____ Dataset records
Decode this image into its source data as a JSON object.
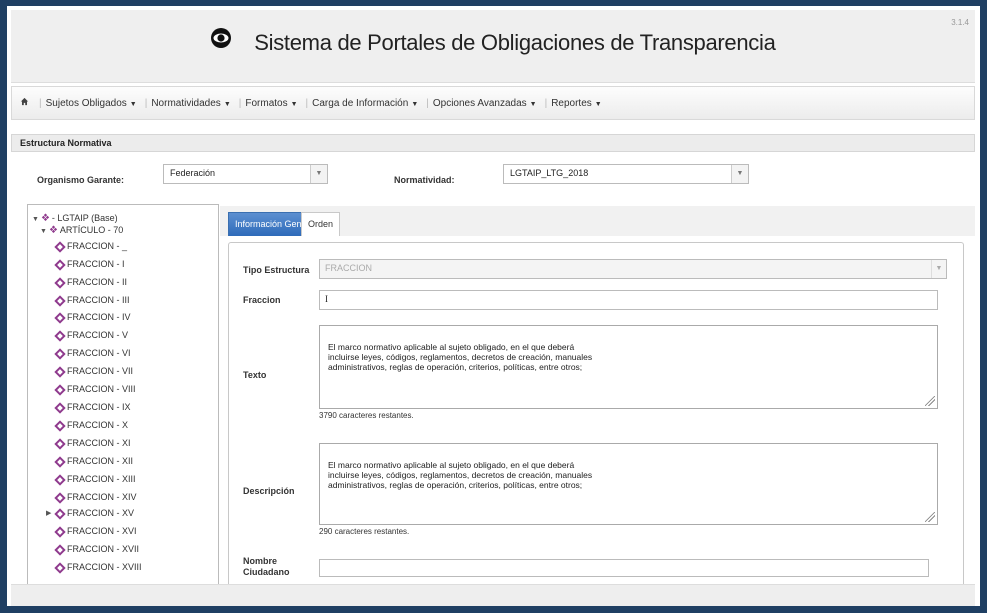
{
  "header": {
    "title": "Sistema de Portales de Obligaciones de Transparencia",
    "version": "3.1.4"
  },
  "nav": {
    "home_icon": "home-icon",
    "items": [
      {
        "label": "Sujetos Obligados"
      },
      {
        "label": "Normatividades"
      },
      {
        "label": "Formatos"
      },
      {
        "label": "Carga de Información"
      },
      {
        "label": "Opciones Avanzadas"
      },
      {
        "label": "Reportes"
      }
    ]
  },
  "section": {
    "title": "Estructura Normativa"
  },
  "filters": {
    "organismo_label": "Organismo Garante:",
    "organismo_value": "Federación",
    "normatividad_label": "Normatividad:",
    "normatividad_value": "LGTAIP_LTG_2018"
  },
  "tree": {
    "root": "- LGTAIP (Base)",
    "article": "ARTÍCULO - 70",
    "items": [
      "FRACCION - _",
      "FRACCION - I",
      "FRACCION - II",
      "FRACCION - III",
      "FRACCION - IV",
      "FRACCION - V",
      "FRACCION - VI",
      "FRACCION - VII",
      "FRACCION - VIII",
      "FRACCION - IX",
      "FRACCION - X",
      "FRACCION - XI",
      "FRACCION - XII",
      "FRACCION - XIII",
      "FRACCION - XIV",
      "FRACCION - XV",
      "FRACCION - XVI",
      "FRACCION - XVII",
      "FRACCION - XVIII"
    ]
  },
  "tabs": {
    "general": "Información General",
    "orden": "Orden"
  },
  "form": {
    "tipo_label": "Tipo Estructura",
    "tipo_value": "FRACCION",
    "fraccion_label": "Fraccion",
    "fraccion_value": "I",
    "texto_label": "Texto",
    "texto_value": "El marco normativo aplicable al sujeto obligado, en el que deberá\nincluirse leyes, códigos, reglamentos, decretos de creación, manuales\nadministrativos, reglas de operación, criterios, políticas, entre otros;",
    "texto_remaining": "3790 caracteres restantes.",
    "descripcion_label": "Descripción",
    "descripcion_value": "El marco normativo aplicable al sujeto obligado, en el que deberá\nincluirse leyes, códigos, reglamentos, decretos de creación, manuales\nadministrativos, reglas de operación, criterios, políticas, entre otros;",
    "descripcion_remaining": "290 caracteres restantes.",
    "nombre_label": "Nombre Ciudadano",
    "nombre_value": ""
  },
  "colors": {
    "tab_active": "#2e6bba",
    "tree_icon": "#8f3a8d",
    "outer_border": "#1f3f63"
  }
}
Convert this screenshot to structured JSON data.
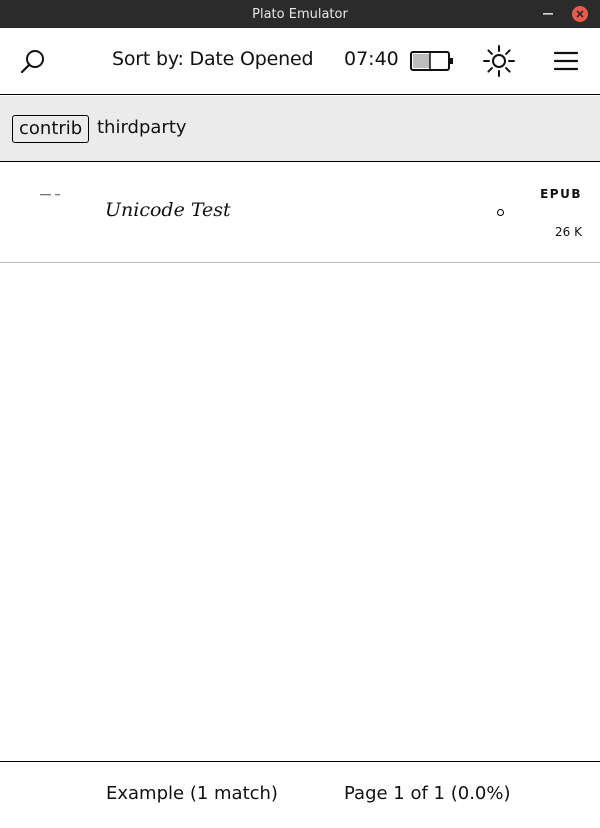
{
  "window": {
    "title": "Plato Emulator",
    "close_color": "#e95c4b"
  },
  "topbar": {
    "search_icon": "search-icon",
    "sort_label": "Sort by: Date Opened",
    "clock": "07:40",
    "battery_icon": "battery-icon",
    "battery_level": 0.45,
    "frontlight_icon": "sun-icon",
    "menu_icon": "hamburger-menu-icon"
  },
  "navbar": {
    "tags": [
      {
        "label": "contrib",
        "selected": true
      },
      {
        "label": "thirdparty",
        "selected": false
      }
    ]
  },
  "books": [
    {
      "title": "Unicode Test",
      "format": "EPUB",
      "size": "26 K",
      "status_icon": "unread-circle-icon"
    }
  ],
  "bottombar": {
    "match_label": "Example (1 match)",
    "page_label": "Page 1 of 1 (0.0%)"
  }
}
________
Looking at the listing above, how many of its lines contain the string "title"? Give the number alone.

4